I won’t discuss the Reason Rally performances in detail since you can see/hear most of them for yourself on YouTube (one such LINK)
My wife and I arrived on Thursday and stayed at the Hilton Garden Inn in Bethesda. After getting in a couple of great runs on the beautiful trails near the hotel and finding some good food, we went to the CFI reception Friday evening. It was my first time standing within three feet of Dawkins. As a Humanist I felt some of the star-struck stuff but as a realist I didn’t act goofy. Ron Lindsay took the podium first. The room was small and uncomfortably warm but everyone was in a good mood and managed to smile while they clicked their cameras and drank there pop or five dollar beer. Ron briefly discussed the significance of the rally and the history that led up to it. He then introduced VICTOR HARRIS, a poet who recited a funny story about two great fizzy yet opposing religions called soda and pop. (I can’t find that on YouTube, but it really was good)

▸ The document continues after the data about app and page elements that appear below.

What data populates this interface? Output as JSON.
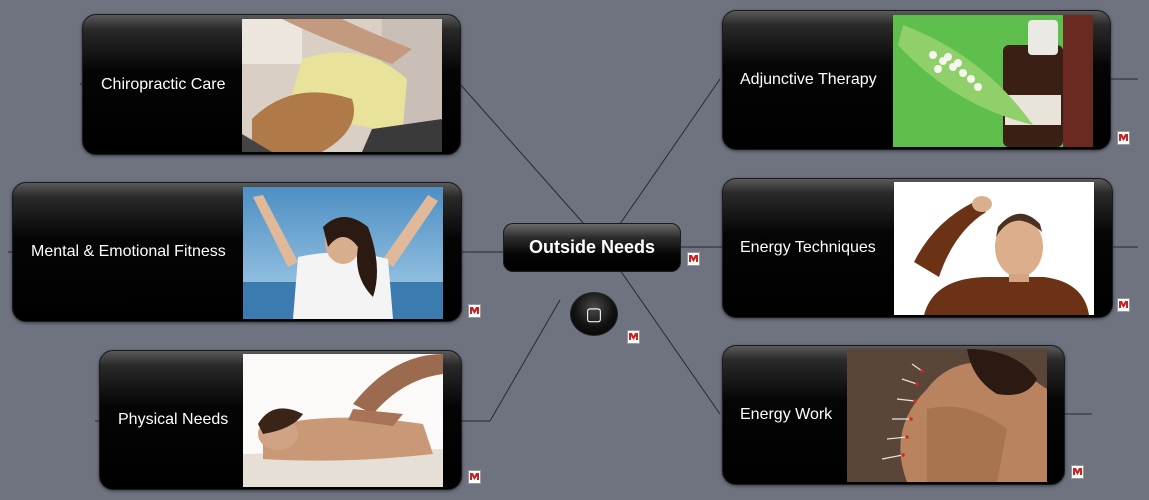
{
  "central_topic": {
    "label": "Outside Needs"
  },
  "small_node": {
    "glyph": "▢"
  },
  "left_topics": [
    {
      "label": "Chiropractic Care",
      "image": "chiropractic-photo"
    },
    {
      "label": "Mental & Emotional Fitness",
      "image": "woman-arms-raised-photo"
    },
    {
      "label": "Physical Needs",
      "image": "massage-photo"
    }
  ],
  "right_topics": [
    {
      "label": "Adjunctive Therapy",
      "image": "homeopathic-pills-photo"
    },
    {
      "label": "Energy Techniques",
      "image": "man-tapping-head-photo"
    },
    {
      "label": "Energy Work",
      "image": "acupuncture-photo"
    }
  ],
  "colors": {
    "background": "#6f7380",
    "node_fill": "#000000",
    "connector": "#2a2a2a",
    "note_icon": "#cc2222"
  },
  "icons": [
    "note-icon"
  ]
}
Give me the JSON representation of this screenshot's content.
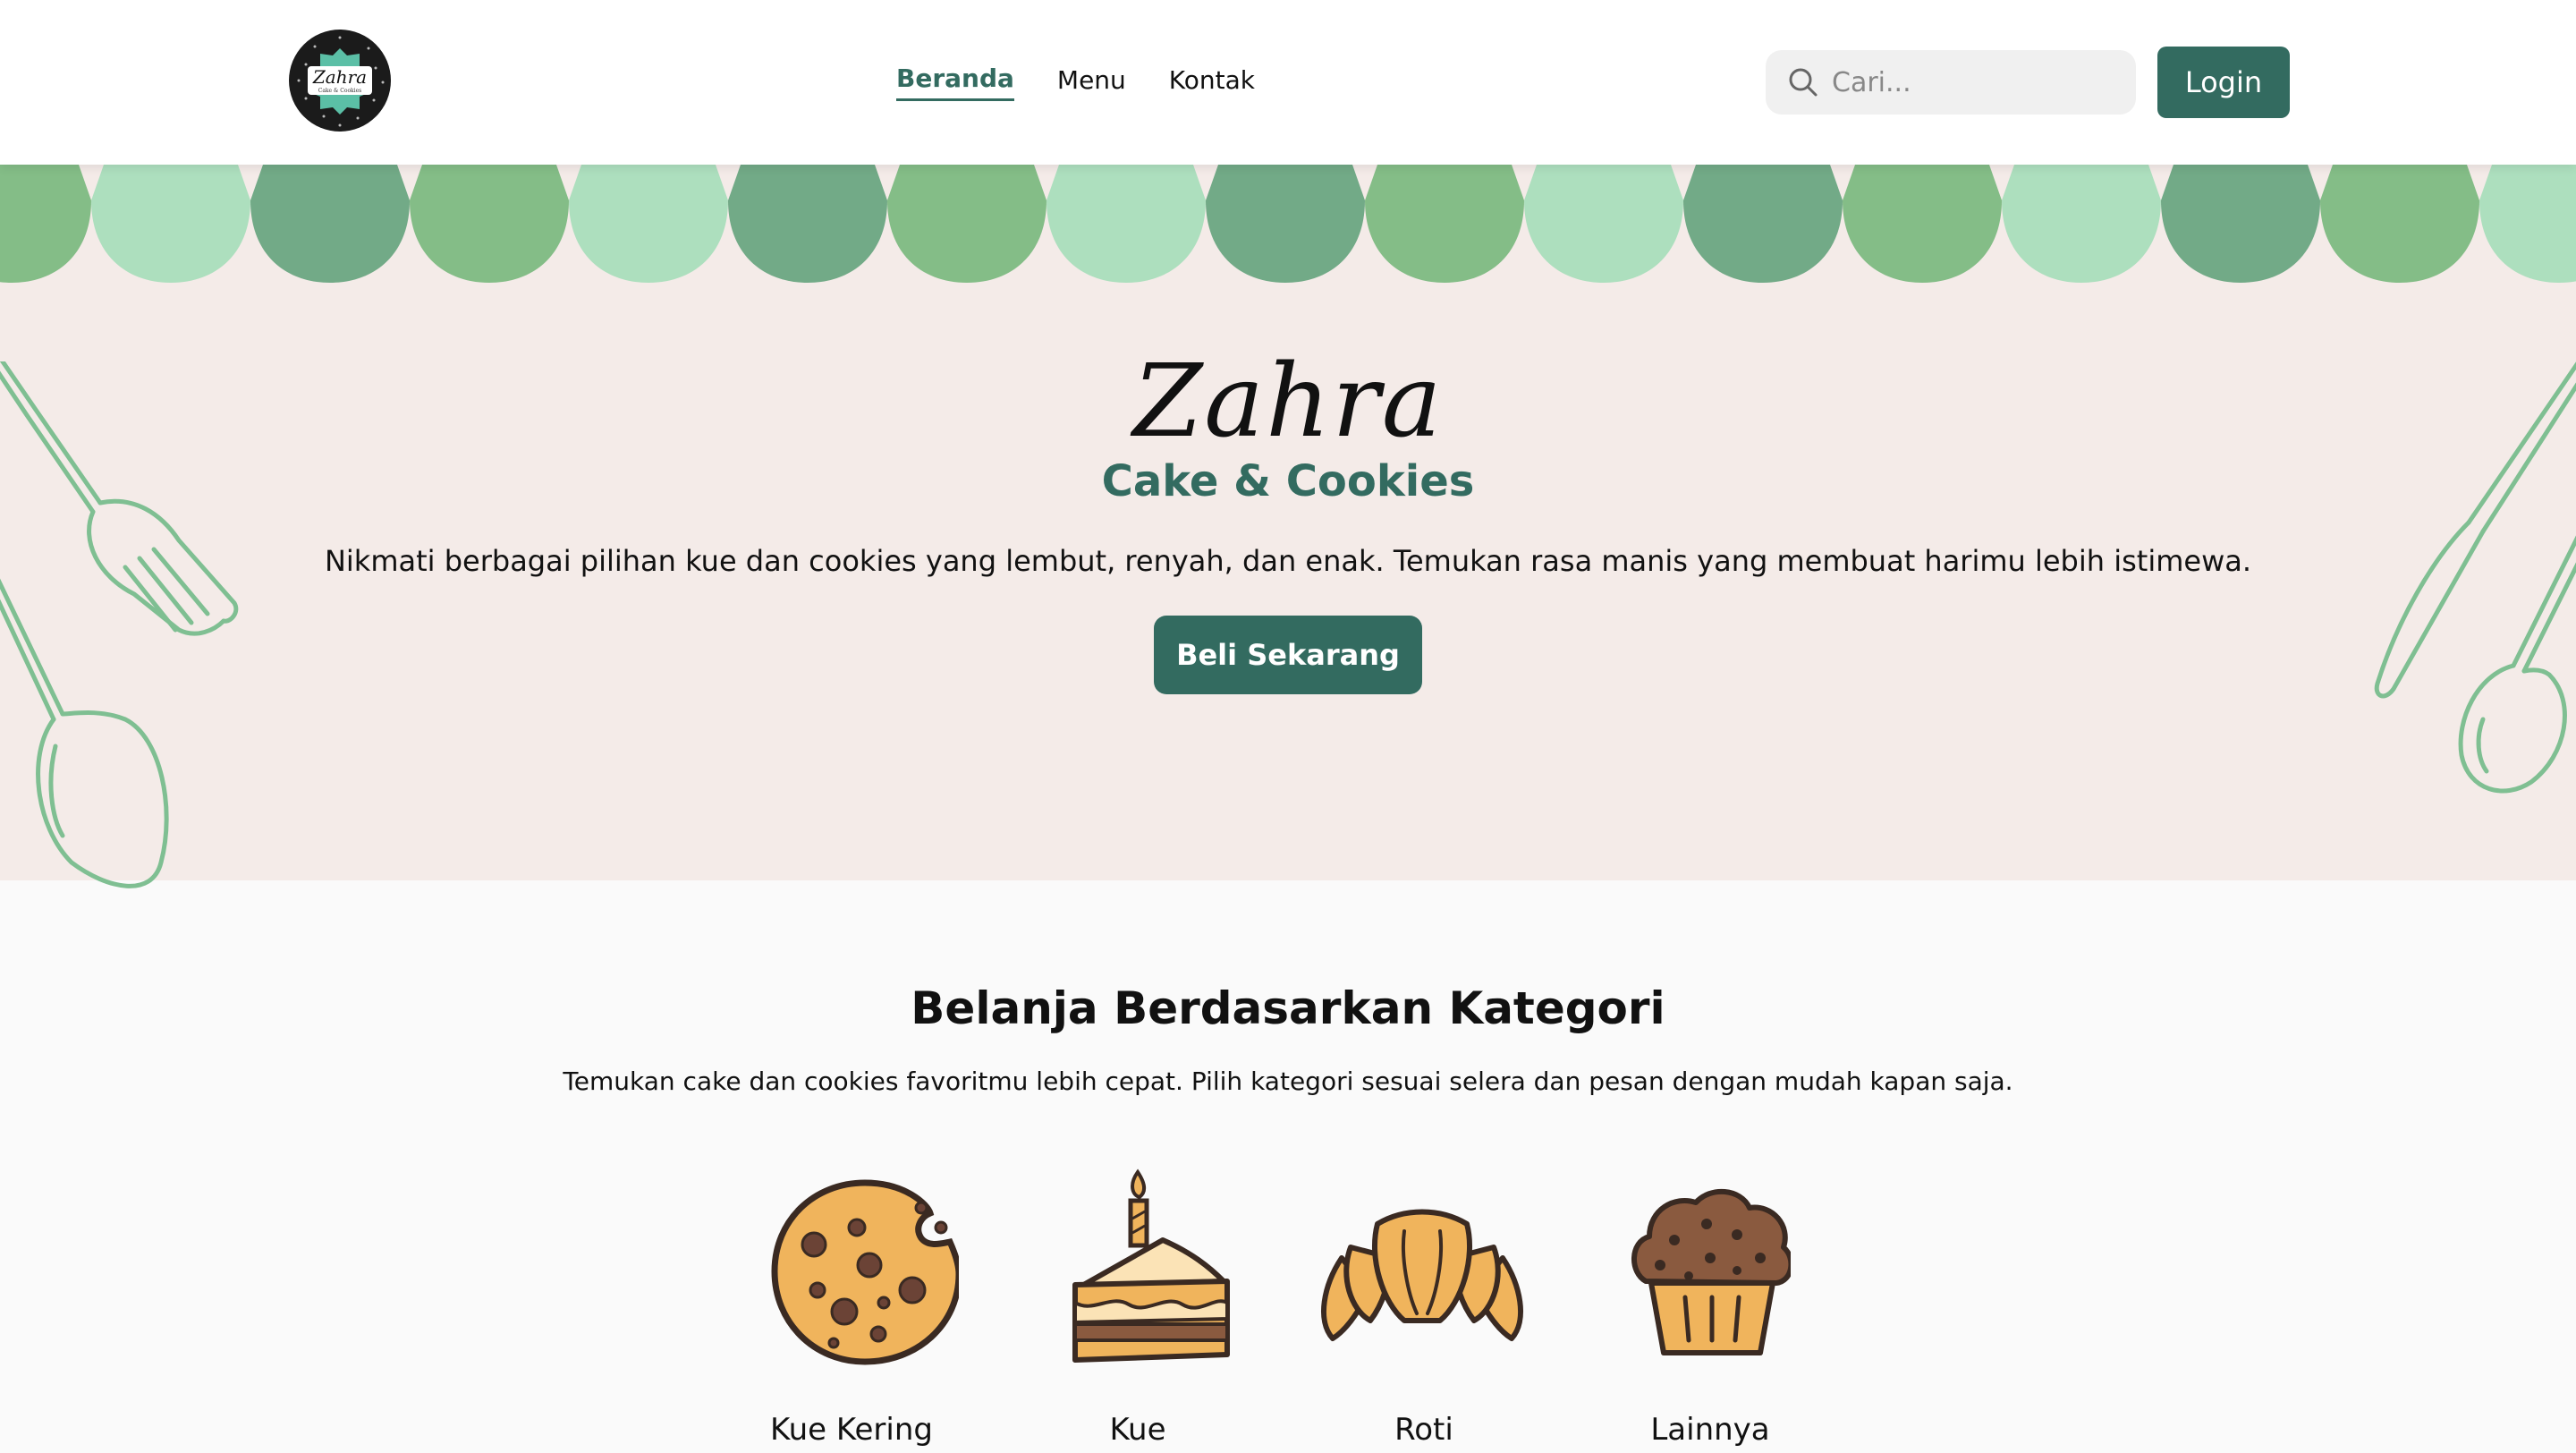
{
  "header": {
    "logo": {
      "script_text": "Zahra",
      "tagline": "Cake & Cookies"
    },
    "nav": [
      {
        "label": "Beranda",
        "active": true
      },
      {
        "label": "Menu",
        "active": false
      },
      {
        "label": "Kontak",
        "active": false
      }
    ],
    "search": {
      "placeholder": "Cari...",
      "icon": "search-icon"
    },
    "login_label": "Login"
  },
  "hero": {
    "brand": "Zahra",
    "subtitle": "Cake & Cookies",
    "description": "Nikmati berbagai pilihan kue dan cookies yang lembut, renyah, dan enak. Temukan rasa manis yang membuat harimu lebih istimewa.",
    "cta_label": "Beli Sekarang"
  },
  "categories": {
    "title": "Belanja Berdasarkan Kategori",
    "description": "Temukan cake dan cookies favoritmu lebih cepat. Pilih kategori sesuai selera dan pesan dengan mudah kapan saja.",
    "items": [
      {
        "label": "Kue Kering",
        "icon": "cookie-icon"
      },
      {
        "label": "Kue",
        "icon": "cake-slice-icon"
      },
      {
        "label": "Roti",
        "icon": "croissant-icon"
      },
      {
        "label": "Lainnya",
        "icon": "muffin-icon"
      }
    ]
  },
  "colors": {
    "primary": "#336b60",
    "hero_bg": "#f4ebe8",
    "awning_light": "#addfbe",
    "awning_mid": "#84bd87",
    "awning_dark": "#72aa87",
    "utensil_stroke": "#7fbf92"
  }
}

Then Dawkins took the podium. He said that he cannot believe that a country that is so well educated and leads the world in technology and science can have such a statistically significant percentage of its population that believes in the supernatural. He then went on to state that the statistics are likely wrong. He mentioned a survey that showed something like 72% of respondents claimed to be Christian. Those respondents were later asked why they checked the Christian square. They said that they just wanted to show that they were “good” people. They equated being Christian with being good. That’s what it comes down to for many, and we have to change that.
My wife mentioned that she saw Jessica Alquist in the hallway and that Jessica was really nervous. I went to see her and to let her know that she was among friends. What an evil little thing she is, indeed! She was kind enough (evil enough?) to take a picture with me just before she headed out the door. Her nerves would not let her speak tonight. I was so happy to see that she recovered completely and gave a very nice talk at the rally. She said that she saw all of us as evil little things.
The protests were small and easily ignored and the hosts of the rally reminded people that we are here for the free hugs. What was more interesting to me was the passersby who squinted to read the signs that people carried. I saw one guy in particular who, once he realized that the sign said, “Good without God,” just rolled his eyes in disgust - like he was thinking, “Oh man, those people.” I felt a little insulted but realized that he had not likely considered the ramifications of what he must perceive to be benign. I wished he would stick around long enough to hear Greta Christina explain why atheists are angry - she had a compelling list.
I have to admit that one of the greatest acts of the day for me was Tim Minchin. What a friggin’ genius! My iPod has several new tunes.
Probably the saddest part of my experience came after the rally. I was very disheartened to see that the relatively puny little Tea Party rally against Affordable healthcare made the news but I saw nothing of the considerably larger Reason Rally. But I admit it was not a surprise. I attended the Rally to Restore Sanity last year. That rally was larger than the Mall could accommodate. Really - people were stuck in Virginia because the queue to get to the rally was so backed up. My wife and I were lucky to be very near the stage at that one. As huge as it was, it didn’t make any headlines. This one didn’t register a burp on the media seismograph.
Still, we had a lot of fun and it was great to see that we as a group are really nice people.